OCS training is demanding and martial. Instructors emphasized the realities of combat day after day...
At some point, this candidate realized he could not in good conscience engage in warfare...
He struggled with his beliefs—even debated them respectfully with the battalion commander—but concluded he could not stay.
It was a painful parting on both sides. He lost a coveted career, the Corps lost a promising candidate. But it had to happen.
Here’s what didn’t happen: Nobody suggested that dropping him from OCS was a violation of the First Amendment’s guarantee of “the free exercise” of religion. He did not say, “I think that in recognition of my sincere religious opposition to war, you should let me stay in the Corps and get my pilot’s wings.

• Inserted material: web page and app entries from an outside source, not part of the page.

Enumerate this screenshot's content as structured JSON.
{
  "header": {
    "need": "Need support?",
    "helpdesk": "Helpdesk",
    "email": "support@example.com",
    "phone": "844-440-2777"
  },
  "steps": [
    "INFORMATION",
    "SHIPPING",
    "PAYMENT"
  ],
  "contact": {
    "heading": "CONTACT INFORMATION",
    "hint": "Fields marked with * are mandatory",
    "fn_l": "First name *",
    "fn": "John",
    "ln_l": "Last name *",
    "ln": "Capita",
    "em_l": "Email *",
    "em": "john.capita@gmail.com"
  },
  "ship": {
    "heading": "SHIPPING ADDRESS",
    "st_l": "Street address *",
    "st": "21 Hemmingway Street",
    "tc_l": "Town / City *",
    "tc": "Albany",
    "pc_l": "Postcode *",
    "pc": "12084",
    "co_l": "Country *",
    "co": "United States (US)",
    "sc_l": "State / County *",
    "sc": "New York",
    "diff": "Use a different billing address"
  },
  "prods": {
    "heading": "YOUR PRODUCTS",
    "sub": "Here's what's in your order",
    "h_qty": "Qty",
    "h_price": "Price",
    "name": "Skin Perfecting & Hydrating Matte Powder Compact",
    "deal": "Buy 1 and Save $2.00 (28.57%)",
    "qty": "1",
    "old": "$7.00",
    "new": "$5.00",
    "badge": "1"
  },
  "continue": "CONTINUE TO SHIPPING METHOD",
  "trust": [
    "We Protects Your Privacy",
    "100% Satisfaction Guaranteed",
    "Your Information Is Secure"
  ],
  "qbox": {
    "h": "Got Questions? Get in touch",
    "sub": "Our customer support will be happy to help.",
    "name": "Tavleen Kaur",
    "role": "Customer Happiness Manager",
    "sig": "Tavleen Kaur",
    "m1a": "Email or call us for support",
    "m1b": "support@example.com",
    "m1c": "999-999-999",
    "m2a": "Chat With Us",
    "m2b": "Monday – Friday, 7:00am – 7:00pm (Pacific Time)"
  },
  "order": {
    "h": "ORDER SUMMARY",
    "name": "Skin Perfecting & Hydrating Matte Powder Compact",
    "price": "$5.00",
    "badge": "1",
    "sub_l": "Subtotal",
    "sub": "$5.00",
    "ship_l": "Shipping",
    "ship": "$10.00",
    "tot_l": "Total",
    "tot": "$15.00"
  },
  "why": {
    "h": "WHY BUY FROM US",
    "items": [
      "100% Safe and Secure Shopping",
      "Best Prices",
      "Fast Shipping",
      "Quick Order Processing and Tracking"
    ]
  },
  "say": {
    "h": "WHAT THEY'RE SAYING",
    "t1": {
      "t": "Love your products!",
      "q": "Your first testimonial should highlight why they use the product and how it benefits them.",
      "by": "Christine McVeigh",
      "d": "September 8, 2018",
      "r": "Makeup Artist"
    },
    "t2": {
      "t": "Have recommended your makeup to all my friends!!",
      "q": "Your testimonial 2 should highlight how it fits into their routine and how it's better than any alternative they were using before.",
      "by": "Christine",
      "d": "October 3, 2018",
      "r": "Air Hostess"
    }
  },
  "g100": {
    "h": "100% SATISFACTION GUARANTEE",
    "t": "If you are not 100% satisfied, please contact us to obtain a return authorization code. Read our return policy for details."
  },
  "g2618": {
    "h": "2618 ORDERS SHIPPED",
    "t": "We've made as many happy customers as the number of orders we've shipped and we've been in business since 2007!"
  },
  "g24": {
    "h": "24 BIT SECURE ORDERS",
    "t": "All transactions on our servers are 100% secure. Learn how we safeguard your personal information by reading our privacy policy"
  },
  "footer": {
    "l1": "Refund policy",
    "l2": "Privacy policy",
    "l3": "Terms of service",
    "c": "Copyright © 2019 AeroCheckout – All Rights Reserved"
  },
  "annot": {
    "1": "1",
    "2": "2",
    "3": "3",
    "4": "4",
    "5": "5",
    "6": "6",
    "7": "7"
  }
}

I will do the job, except for one thing: I won’t drop bombs or shoot guns.”
I thought of that incident on Thursday, when I read Miller v. Davis.
Is it possible to agree on what religious freedom is not?
It’s not a right to wear a Marine uniform but refuse to fight.
It’s not a right to be a county clerk and decide which citizens you will serve and which you won’t.
Government in particular has an obligation to dismiss any employee who claims a right to discriminate against citizens.
It’s not good enough to say, “Go to another county if you want a license.” It’s not good enough to say, “I won’t let anyone get married.” Those aren’t a clerk’s decisions to make.
"Central both to the idea of the rule of law and to our own Constitution's guarantee of equal protection is the principle that government and each of its parts remain open on impartial terms to all who seek its assistance,” wrote U.S. Supreme Court Justice Anthony Kennedy, in the 1996 case of Romer v. Evans.